What is being asked
In the records, each line holding "this" must be reported.

- - -

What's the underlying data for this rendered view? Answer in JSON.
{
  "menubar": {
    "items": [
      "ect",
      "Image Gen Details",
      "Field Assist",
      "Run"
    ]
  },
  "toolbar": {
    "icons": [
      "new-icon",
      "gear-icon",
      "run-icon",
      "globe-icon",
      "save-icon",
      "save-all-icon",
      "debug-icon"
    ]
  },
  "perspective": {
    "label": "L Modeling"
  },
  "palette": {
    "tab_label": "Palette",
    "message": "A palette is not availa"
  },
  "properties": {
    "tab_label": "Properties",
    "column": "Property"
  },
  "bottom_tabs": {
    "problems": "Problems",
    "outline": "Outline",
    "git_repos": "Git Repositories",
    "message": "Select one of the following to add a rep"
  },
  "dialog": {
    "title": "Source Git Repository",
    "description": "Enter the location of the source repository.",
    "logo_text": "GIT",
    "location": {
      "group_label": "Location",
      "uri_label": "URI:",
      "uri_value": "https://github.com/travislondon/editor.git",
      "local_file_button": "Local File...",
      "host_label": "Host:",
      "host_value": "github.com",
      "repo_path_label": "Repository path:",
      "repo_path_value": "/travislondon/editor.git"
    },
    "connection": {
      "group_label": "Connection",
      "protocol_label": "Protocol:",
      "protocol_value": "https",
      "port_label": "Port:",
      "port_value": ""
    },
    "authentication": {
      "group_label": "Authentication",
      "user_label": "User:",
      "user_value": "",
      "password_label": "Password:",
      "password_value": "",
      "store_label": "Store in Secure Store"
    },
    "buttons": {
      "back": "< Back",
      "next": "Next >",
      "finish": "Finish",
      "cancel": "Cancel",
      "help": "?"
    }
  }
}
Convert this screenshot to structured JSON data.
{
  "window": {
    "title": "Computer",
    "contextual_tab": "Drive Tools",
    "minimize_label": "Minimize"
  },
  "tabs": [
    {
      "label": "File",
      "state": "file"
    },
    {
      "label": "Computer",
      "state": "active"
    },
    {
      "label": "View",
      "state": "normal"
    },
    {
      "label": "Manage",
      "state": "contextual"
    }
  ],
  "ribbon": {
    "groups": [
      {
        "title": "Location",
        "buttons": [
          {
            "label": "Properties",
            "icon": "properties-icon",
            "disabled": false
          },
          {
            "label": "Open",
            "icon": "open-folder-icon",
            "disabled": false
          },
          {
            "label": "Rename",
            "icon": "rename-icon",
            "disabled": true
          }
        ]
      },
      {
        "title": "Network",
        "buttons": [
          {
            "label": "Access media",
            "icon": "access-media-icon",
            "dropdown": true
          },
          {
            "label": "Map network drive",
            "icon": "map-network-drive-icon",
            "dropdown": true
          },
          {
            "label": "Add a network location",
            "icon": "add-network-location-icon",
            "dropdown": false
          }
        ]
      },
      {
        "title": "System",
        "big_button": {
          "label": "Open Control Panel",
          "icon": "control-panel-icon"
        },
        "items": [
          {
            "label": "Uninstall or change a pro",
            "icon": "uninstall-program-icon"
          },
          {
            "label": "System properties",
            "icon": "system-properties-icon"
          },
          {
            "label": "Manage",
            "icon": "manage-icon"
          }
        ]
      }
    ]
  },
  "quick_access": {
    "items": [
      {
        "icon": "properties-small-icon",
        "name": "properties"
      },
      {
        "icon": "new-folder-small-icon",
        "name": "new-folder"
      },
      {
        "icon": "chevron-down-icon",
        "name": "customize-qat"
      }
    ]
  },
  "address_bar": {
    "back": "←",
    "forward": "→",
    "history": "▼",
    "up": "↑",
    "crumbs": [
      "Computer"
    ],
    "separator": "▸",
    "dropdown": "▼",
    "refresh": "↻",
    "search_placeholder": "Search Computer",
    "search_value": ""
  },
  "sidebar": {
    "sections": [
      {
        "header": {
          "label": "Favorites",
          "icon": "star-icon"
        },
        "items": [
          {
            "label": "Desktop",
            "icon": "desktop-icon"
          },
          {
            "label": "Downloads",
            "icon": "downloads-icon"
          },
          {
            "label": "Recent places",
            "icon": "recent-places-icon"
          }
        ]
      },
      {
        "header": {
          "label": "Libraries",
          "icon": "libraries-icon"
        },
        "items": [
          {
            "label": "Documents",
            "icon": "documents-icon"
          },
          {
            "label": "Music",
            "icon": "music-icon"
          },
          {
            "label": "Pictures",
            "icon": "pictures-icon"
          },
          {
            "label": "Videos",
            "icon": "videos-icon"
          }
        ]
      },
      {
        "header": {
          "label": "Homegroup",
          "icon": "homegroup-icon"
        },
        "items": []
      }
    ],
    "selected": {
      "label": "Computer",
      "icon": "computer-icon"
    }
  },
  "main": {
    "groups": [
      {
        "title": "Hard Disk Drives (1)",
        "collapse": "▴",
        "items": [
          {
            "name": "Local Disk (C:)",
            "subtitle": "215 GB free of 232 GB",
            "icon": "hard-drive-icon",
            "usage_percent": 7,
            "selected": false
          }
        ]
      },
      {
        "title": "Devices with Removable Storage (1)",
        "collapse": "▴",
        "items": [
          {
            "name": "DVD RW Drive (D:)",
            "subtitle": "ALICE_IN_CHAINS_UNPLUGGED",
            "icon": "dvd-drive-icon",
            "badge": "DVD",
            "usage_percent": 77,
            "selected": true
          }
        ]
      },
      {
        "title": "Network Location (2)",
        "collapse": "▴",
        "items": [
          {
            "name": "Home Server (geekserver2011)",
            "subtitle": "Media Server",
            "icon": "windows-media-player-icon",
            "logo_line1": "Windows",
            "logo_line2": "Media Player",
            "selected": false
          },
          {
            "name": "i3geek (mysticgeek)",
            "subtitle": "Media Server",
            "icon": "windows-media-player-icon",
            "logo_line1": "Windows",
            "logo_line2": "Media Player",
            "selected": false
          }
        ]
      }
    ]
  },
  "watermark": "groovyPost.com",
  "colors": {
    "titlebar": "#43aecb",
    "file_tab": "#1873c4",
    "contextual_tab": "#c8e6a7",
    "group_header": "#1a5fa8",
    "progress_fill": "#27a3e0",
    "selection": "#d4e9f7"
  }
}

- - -

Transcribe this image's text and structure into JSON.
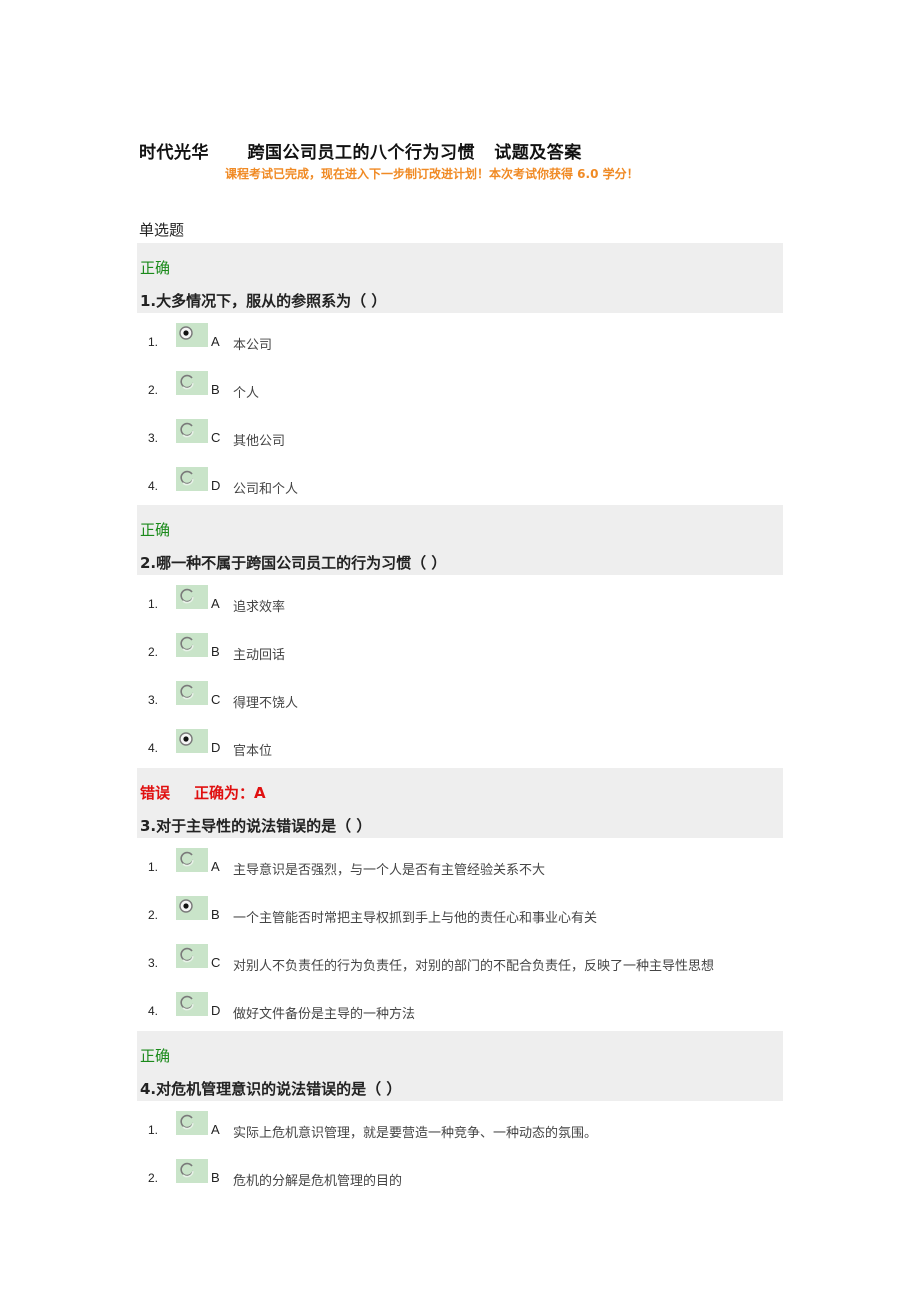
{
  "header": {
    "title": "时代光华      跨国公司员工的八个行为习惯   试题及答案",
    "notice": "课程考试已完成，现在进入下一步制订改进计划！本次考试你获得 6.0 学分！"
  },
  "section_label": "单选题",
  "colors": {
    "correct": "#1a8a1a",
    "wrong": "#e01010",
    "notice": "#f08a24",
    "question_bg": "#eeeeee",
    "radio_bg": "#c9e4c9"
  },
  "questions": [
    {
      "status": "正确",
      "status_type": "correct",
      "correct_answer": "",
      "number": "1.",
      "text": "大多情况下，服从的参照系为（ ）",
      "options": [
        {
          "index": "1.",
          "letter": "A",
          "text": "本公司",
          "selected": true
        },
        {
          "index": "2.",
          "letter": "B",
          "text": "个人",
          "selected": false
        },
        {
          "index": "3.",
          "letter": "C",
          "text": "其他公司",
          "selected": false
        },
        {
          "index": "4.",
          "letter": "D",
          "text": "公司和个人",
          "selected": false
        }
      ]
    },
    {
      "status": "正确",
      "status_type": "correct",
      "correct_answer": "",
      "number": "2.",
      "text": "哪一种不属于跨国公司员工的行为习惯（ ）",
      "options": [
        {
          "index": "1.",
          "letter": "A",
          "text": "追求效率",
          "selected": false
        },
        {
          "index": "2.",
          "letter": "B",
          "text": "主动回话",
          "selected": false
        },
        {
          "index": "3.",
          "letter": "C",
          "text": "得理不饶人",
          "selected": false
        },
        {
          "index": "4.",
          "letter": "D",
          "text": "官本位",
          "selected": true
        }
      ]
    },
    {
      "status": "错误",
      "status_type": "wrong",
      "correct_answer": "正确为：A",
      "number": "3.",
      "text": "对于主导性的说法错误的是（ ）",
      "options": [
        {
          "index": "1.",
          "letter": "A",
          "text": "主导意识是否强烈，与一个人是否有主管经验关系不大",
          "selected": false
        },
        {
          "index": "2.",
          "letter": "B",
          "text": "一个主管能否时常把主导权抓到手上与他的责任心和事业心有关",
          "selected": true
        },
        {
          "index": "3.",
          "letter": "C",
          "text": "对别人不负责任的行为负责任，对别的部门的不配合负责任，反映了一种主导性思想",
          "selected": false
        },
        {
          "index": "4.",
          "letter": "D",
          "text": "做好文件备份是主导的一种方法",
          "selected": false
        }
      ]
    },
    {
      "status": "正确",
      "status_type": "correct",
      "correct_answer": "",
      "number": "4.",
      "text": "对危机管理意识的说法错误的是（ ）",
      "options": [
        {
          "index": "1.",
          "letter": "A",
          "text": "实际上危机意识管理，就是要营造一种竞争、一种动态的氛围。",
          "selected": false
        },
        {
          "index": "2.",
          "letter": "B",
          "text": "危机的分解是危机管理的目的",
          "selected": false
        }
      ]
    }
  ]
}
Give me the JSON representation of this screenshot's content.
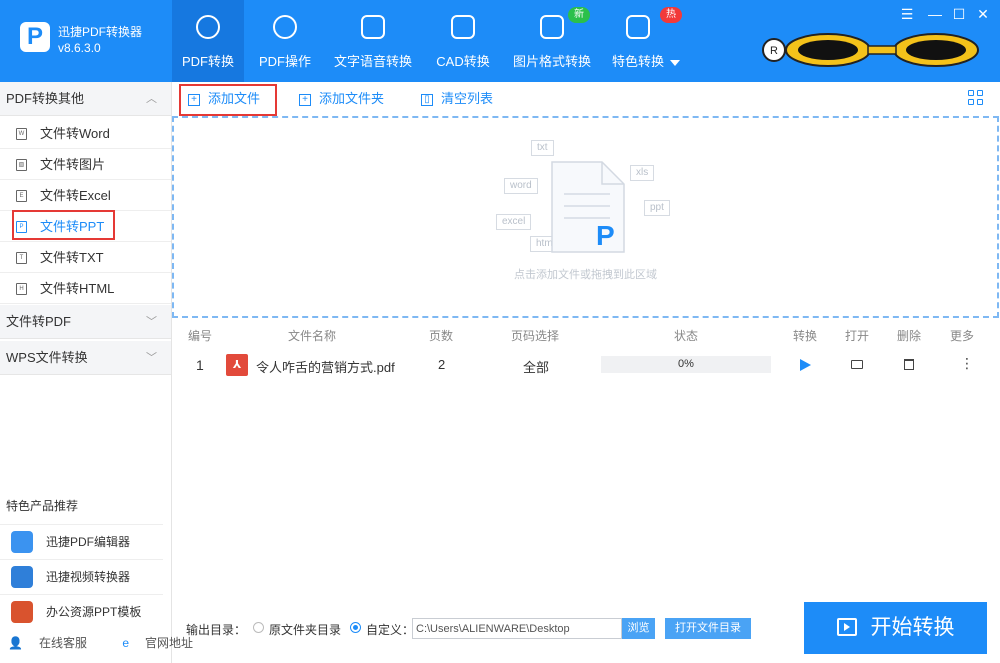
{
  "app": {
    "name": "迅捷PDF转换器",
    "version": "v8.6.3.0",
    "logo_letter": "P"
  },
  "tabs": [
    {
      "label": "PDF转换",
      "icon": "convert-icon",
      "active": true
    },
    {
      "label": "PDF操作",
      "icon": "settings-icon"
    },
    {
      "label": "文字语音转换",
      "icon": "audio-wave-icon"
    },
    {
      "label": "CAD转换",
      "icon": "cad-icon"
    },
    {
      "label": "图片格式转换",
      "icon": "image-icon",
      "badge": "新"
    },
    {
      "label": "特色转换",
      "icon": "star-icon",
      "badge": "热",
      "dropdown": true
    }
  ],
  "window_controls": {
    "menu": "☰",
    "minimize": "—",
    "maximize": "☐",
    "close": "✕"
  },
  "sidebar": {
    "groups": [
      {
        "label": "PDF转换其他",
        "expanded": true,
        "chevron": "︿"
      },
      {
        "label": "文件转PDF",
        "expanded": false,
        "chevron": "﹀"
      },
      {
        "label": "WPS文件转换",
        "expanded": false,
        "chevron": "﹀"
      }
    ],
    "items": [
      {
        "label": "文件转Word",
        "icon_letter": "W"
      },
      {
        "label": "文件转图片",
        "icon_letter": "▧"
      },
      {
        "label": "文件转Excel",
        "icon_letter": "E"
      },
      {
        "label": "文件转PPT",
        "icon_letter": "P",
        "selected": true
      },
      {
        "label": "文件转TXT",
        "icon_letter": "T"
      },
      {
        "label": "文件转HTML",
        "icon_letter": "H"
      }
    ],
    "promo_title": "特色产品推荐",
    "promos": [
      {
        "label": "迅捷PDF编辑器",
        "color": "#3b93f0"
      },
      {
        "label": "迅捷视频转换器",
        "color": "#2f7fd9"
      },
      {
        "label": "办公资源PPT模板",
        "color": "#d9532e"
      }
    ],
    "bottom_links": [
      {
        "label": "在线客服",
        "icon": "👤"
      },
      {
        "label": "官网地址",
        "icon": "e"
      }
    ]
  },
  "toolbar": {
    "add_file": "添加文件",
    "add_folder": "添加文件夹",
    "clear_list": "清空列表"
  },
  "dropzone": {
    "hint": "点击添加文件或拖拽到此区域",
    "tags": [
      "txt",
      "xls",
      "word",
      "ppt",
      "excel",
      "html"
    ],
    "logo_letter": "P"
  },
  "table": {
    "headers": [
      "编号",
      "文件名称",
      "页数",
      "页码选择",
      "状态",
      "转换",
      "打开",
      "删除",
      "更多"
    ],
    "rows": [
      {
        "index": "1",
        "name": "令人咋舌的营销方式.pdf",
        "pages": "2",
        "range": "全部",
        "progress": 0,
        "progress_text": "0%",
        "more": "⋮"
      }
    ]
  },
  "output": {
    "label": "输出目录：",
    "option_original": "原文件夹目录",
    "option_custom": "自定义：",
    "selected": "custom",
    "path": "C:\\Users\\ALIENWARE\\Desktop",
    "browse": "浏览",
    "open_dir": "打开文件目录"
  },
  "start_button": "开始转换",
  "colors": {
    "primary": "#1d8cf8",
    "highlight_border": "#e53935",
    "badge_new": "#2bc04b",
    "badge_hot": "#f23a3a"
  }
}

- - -

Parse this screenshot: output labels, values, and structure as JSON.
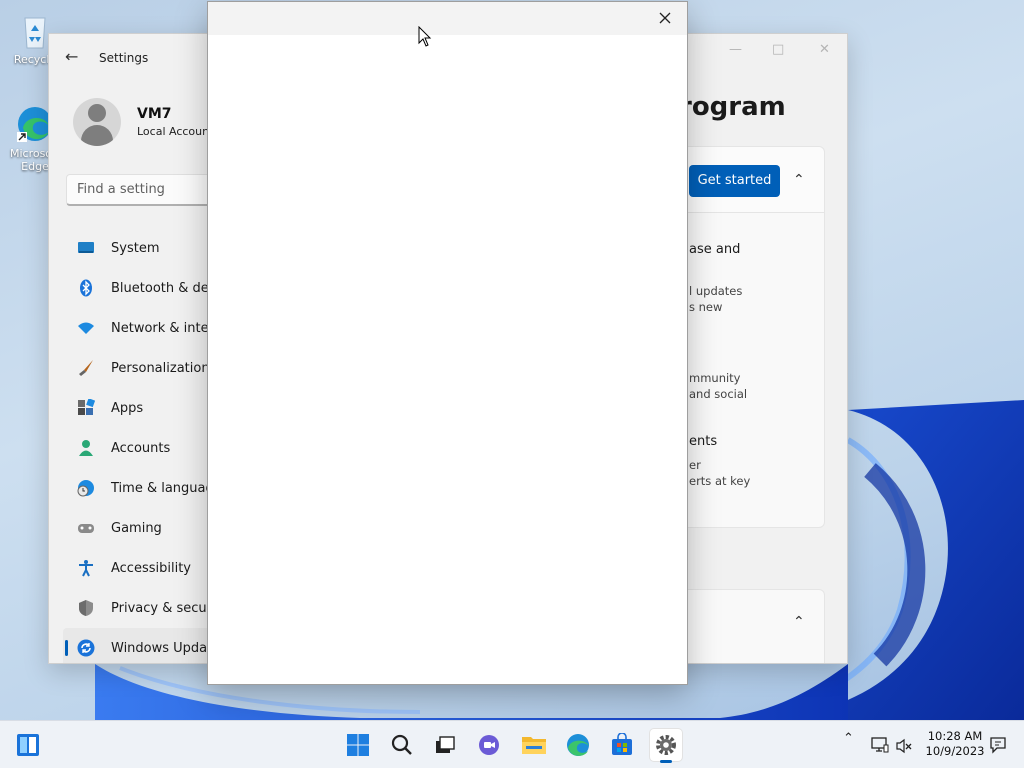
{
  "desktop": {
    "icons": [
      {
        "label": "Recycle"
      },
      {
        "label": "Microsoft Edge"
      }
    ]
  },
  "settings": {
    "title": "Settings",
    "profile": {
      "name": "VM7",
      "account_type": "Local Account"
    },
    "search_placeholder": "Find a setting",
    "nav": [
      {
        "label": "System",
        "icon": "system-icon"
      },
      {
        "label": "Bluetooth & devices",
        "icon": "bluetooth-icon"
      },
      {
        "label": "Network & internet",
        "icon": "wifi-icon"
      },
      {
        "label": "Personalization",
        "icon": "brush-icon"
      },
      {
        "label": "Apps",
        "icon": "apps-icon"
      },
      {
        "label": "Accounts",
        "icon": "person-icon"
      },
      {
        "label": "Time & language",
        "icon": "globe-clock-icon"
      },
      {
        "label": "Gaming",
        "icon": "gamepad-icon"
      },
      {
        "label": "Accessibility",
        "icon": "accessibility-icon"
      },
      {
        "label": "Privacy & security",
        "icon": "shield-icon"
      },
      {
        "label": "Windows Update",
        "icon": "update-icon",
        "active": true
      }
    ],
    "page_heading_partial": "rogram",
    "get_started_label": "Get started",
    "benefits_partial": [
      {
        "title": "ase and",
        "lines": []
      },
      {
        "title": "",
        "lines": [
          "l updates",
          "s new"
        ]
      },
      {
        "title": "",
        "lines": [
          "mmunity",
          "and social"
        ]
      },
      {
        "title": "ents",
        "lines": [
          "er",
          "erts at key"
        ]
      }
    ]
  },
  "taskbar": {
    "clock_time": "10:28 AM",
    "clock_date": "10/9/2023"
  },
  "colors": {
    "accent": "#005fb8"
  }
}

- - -

Solution
What's the underlying data for this rendered view? Answer in JSON.
Convert this screenshot to structured JSON data.
Transcribe this image's text and structure into JSON.
Give me the JSON representation of this screenshot's content.
Parse this screenshot: output labels, values, and structure as JSON.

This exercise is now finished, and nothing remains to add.